Items from a dataset:

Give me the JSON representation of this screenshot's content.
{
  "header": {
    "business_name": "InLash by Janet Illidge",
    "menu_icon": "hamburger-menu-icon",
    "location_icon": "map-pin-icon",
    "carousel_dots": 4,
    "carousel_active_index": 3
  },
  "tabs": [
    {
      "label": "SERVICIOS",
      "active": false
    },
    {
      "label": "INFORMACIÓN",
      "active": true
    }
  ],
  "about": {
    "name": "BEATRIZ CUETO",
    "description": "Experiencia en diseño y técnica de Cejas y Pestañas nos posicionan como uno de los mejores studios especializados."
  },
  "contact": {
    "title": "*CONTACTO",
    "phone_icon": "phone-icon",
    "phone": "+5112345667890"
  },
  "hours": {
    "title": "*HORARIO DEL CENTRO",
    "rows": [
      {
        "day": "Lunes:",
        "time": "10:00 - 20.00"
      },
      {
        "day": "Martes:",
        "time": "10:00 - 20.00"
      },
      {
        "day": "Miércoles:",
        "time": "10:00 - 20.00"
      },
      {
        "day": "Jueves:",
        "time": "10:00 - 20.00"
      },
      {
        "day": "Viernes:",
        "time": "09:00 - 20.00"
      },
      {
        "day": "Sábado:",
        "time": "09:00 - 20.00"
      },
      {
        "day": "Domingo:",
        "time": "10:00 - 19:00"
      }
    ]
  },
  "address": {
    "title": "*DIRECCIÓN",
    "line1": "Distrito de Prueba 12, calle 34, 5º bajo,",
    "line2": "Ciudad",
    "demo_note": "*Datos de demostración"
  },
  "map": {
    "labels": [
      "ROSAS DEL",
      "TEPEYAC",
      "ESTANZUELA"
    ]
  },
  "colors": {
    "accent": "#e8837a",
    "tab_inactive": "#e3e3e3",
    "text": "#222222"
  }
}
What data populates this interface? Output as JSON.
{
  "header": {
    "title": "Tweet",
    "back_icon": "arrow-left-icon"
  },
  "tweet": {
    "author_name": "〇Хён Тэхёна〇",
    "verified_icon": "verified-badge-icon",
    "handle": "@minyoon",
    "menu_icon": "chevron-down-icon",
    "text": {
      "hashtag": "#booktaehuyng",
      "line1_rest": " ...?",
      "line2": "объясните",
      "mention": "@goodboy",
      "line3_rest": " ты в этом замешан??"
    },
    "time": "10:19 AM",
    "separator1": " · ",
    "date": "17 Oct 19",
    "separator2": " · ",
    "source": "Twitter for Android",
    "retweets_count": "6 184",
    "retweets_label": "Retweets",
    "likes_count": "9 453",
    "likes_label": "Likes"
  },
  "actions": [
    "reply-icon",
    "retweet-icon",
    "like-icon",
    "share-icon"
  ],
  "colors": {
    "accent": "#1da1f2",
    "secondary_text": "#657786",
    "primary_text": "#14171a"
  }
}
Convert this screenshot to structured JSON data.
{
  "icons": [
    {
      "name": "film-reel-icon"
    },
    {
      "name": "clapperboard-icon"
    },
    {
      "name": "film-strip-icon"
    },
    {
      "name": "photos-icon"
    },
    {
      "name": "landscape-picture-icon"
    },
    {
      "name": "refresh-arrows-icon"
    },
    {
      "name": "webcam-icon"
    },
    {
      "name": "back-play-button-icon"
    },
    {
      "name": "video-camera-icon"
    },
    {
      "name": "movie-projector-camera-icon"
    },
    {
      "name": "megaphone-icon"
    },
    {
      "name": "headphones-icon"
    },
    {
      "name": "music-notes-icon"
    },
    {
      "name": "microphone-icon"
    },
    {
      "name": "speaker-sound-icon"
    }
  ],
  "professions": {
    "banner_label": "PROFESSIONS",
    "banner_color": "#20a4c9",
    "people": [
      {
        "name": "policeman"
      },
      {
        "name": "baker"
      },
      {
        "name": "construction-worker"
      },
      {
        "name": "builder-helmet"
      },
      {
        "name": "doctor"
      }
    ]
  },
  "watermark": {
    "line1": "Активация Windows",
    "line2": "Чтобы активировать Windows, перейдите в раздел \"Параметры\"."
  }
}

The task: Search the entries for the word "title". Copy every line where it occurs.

Task response:
    "title": "*CONTACTO",
    "title": "*HORARIO DEL CENTRO",
    "title": "*DIRECCIÓN",
    "title": "Tweet",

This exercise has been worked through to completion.